Because, looking at the rules newly introduced on January 16, it is impossible to have any guaranteed right except the right of force, and this situation will destroy market competition, business, the creative class and any creative vision, and leaves no room for any kind of development.

The right of force will be used by independent radical groups for radical actions on the community level, e. g. for individual terror and vigilante justice. And this may well become one of the worst scenarios which neither the authorities nor the opposition, if it loses the people’s trust, will be able to effectively foil.

Specifically, inaction and failure of the protests, as well as the high probability of selective application of law norms will engender not only distrust for the opposition but also despondency for the country. The worst thing will be if this dejection settles in the hearts of our youth who are our main hope for change.

Another wave of emigration of those best educated and most capable of creating functioning systems is something that would suit the authorities all too well, because what it needs are servants and worker bees who will “work, not rally” at enterprises owned by those close to power—it certainly does not need free and potentially strong citizens. And this is definitely unacceptable for anyone who wants to live in their country and not be a slave.

This Sunday, people who continue to look to politicians for guidance and are mobilized around politicians want to hear something about specific steps, not listen to assurances of decisiveness.

They have been listening for a long time, they now want to act together and move forward into the future.

They want to find their role in a realistic algorithm of actions that would give hope if not for victory, then at least for pressuring the authorities for real negotiations and real concessions: punishment of those responsible for beating students, release of the arrested activists, rescinding of the law authored by Kolesnichenko and Oliynyk, and establishing the basis for the society’s consensus on basic rules: ability to exercise rights and freedoms, and conducting free and fair elections.

[Translated from the Ukrainian by Miroslava Luzina]

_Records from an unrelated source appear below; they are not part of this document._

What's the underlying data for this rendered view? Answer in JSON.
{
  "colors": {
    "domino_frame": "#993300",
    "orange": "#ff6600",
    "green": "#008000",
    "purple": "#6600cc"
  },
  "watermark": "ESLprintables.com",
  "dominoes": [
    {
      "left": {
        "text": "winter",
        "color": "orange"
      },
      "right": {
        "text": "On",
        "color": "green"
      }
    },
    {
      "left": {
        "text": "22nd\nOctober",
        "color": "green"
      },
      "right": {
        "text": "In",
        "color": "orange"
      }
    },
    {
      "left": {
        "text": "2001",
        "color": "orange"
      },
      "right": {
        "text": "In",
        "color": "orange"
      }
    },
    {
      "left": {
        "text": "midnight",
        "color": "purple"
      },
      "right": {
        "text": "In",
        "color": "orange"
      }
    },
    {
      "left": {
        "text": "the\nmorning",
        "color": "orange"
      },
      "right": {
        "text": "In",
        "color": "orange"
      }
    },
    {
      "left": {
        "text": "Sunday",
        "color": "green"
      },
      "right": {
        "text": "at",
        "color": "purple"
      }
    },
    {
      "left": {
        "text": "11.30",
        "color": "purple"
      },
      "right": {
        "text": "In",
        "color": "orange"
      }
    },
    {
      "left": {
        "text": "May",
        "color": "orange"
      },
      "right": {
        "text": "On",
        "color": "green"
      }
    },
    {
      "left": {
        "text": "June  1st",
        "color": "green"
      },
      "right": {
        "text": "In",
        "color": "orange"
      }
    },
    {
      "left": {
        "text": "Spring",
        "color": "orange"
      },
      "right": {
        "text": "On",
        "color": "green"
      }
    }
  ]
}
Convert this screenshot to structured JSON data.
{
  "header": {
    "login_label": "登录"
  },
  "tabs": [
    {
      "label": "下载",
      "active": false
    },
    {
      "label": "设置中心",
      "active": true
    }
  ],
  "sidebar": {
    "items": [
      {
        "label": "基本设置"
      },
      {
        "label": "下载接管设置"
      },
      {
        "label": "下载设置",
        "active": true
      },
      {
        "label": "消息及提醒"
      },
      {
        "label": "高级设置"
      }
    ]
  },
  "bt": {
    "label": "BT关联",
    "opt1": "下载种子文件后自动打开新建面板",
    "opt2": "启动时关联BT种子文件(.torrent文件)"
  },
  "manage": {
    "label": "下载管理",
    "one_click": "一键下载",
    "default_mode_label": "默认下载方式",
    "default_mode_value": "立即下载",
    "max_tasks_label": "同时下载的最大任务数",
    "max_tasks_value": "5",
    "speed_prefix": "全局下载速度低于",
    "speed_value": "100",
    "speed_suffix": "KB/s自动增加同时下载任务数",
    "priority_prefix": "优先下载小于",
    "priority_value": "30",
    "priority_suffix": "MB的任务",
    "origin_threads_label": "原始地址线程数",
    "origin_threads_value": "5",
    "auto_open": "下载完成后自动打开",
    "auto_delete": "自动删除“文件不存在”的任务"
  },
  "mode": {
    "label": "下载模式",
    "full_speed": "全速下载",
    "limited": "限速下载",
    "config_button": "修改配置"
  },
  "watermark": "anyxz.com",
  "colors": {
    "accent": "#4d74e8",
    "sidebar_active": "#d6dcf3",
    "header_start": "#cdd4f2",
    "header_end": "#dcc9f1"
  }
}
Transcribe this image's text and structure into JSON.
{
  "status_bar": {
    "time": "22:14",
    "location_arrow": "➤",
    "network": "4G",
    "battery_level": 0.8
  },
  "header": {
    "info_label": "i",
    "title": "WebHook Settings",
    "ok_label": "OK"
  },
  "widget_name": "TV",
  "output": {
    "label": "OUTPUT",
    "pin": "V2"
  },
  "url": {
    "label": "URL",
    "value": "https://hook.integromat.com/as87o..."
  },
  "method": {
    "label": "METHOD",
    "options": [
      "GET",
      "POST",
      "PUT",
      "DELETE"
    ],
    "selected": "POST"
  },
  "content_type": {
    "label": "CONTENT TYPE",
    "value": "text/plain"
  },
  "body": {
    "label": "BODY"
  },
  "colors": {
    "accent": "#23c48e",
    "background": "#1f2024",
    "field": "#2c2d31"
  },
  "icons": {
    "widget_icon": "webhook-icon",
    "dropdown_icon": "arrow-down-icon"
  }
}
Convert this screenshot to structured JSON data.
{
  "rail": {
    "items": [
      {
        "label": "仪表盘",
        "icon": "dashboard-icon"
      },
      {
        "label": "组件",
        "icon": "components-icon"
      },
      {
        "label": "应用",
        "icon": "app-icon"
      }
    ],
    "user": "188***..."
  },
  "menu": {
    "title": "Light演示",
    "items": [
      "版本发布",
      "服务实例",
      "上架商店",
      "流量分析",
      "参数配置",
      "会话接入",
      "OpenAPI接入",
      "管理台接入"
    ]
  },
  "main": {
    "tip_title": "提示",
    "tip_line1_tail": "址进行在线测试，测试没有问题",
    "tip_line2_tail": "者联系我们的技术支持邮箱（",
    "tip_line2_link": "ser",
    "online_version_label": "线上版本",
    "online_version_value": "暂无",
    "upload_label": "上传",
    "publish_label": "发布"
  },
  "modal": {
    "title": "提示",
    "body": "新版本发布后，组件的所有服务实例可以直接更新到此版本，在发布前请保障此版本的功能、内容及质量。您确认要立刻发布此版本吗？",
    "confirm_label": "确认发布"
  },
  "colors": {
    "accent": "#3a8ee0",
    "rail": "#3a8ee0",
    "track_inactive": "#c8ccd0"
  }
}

Image: Opposition leader Vitaly Klitschko (C) reacts after he was sprayed with a powder fire extinguisher during a pro-European integration rally in Kiev January 19, 2014. Protesters attacked riot police with sticks in Kiev on Sunday and tried to overturn a bus blocking their path to parliament, as up to 100,000 Ukrainians massed in defiance of sweeping new laws aimed at stamping out anti-government demonstrations. REUTERS/Valentyn Ogirenko